In Barrio Chino (Lima, Peru) restaurants such as Wa Lok and Salon Capon Lomo Saltado simply means stir-fried beef. It is a direct translation from Spanish and the dish is the same as the stir-fried beef that’s on any Chinese menu in New York or Jamaica. Thin slices of stir-fried beef and onions (usually red onions in Peru, though) are served family style on a big plate. Scoop a pile of rice on your dish from a bowl served on the side and spoon the beef and juices on top of it.
Outside of the chifa in Peru the dish has been adapted to the national palate. Potatoes, straight from the Andes, have been added. So has ají amarillo. What a beautiful example of culinary fusion.
-2.2 lb beef tenderloin, sliced into thin strips
-3 red onions, peeled and cut in eight pieces
-1 Red Bell Pepper, seeded, and cut into wedges
-2.2 lb potatoes, peeled, cut for French fries
-4 fresh ají amarillo (fresh yellow chile), sliced into thin strips
-4 tomatoes cut in eighths
-2 Tbs chopped parsley
-2 Tbs soy sauce
-1 ¼ cups oil
-2 Tbs chopped cilantro
-½ Tsp lime juice
-2 cups cooked White Rice
1.) Heat ½ cup oil in a large skillet over high heat. Add beef and quickly sauté until the beef is seared and begins to brown. Remove the pan from heat and transfer beef to a plate. Save covered.
2.) Return pan to medium-high heat and add 1 ½ tablespoons oil. Add onions and sauté until edges are seared and they begin to soften, about 2 minutes. Add Red pepper and do the same.
3.) Add aji amarillo, tomatoes, parsley, salt, pepper, soy sauce and vinegar. Sauté until tomatoes have softened, about 2 minutes. Add beef and toss gently.
*In high end restaurants throughout Peru it is common at this point to pour about ¼ cup of Peruvian Pisco over the meat and to light. This tends to add a light, grapey aroma.
4.) Heat ¾ cups oil in a large nonstick skillet over medium heat. Add potatoes and sauté until browned and tender, about 15 minutes. Drain on paper towel.
5.) Plate rice in center of the serving dish. Add the beef, onions, peppers, and fries on and to each side of the rice. Garnish with fresh parsley and cilantro.
Makes 8 Servings.

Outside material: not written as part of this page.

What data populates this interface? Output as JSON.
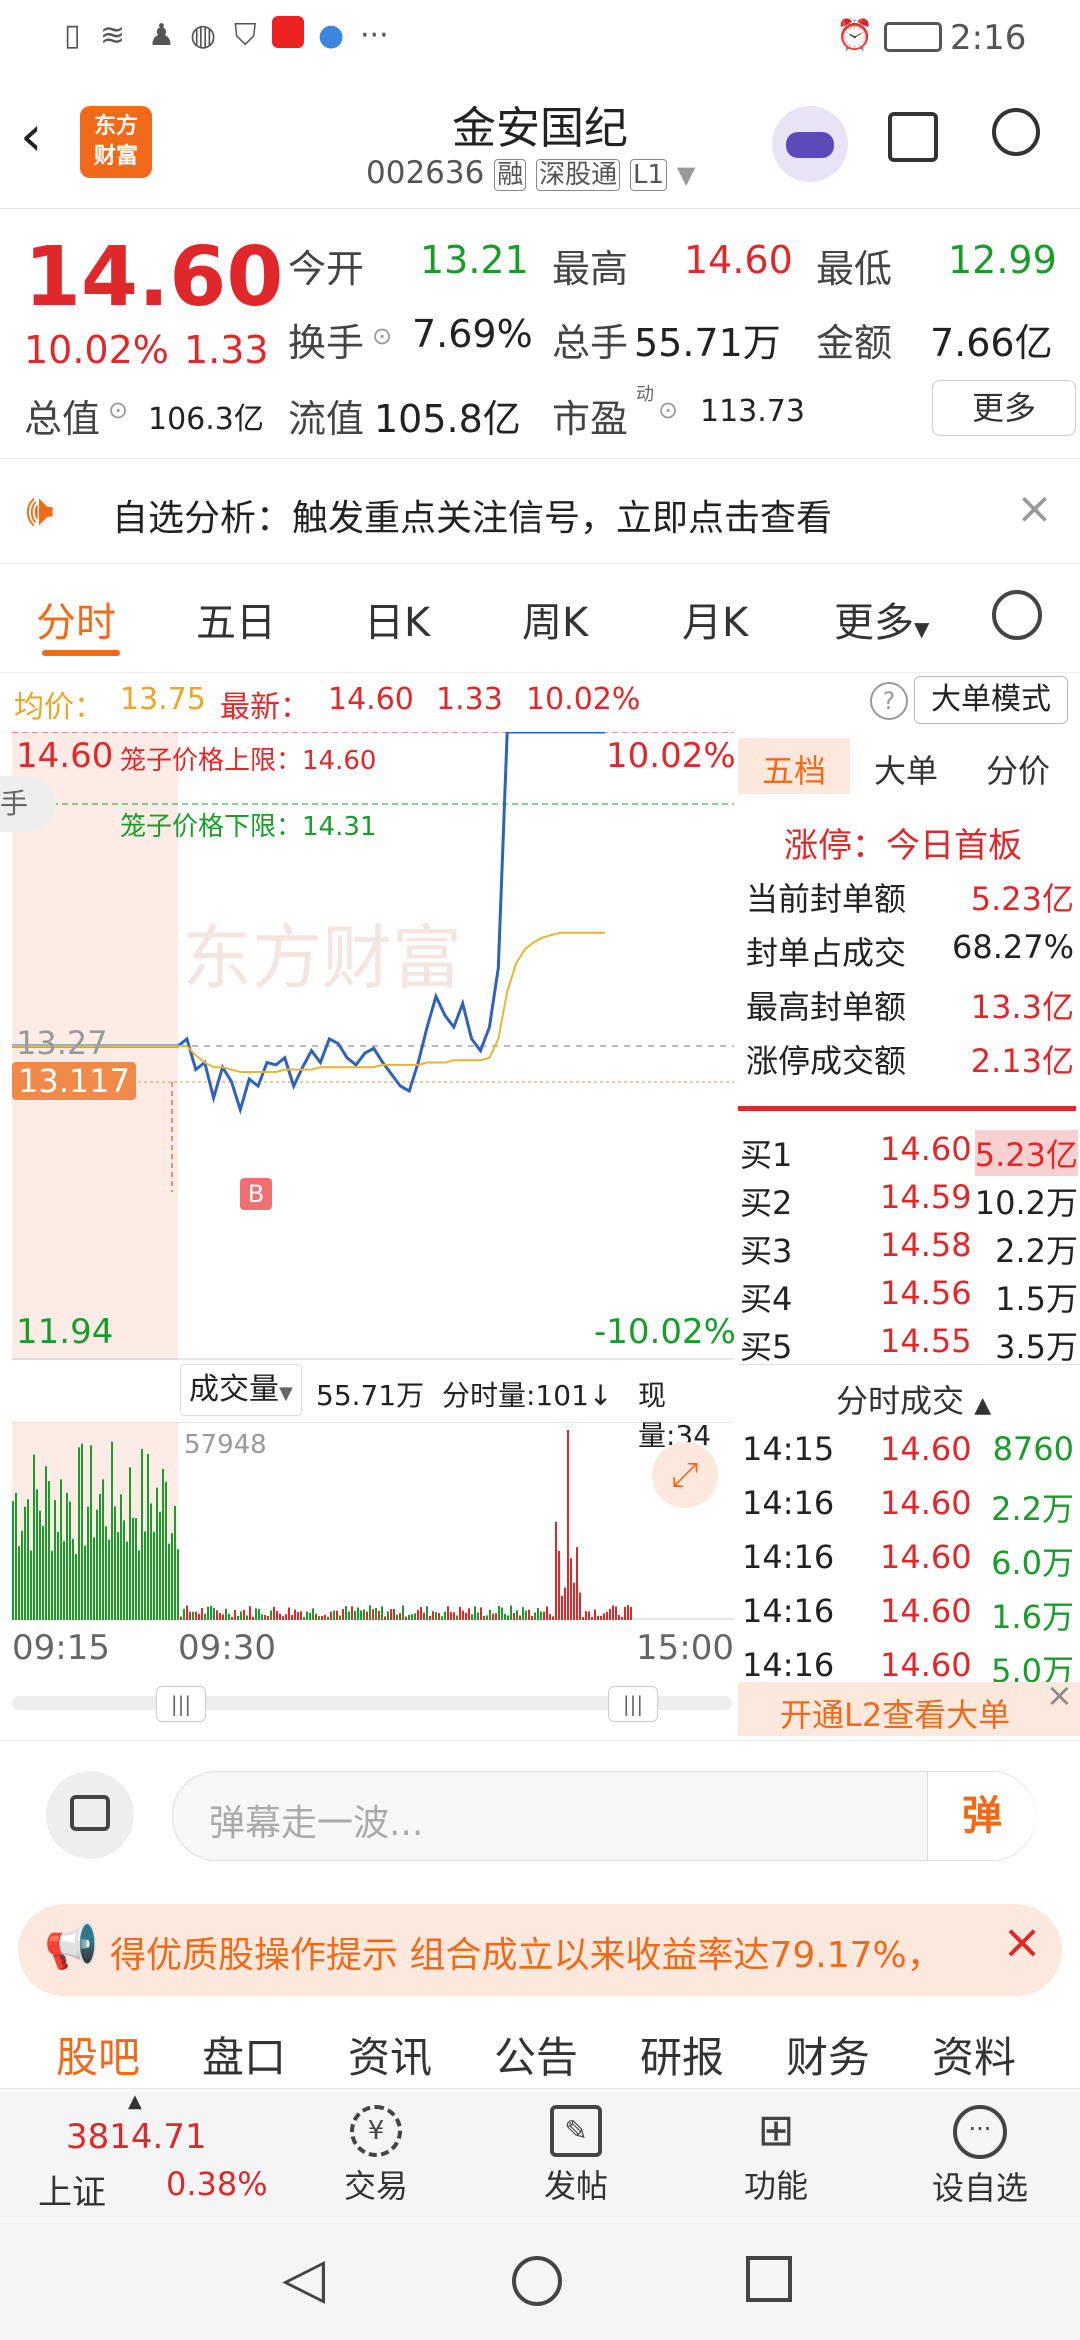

*Note: The image above uses red and blue potatoes, though that was simply for effect. Cool, huh? Traditionally any white or yellow potato is used.
Writer and photographer Nicholas Gill is the editor/publisher of New World Review. He lives in Lima, Peru and Brooklyn, New York. His work has appeared in publications such as the New York Times, Los Angeles Times, CondeNast Traveler, National Geographic Traveler, Afar, and Penthouse. Visit his personal website (nicholas-gill.com) for more information.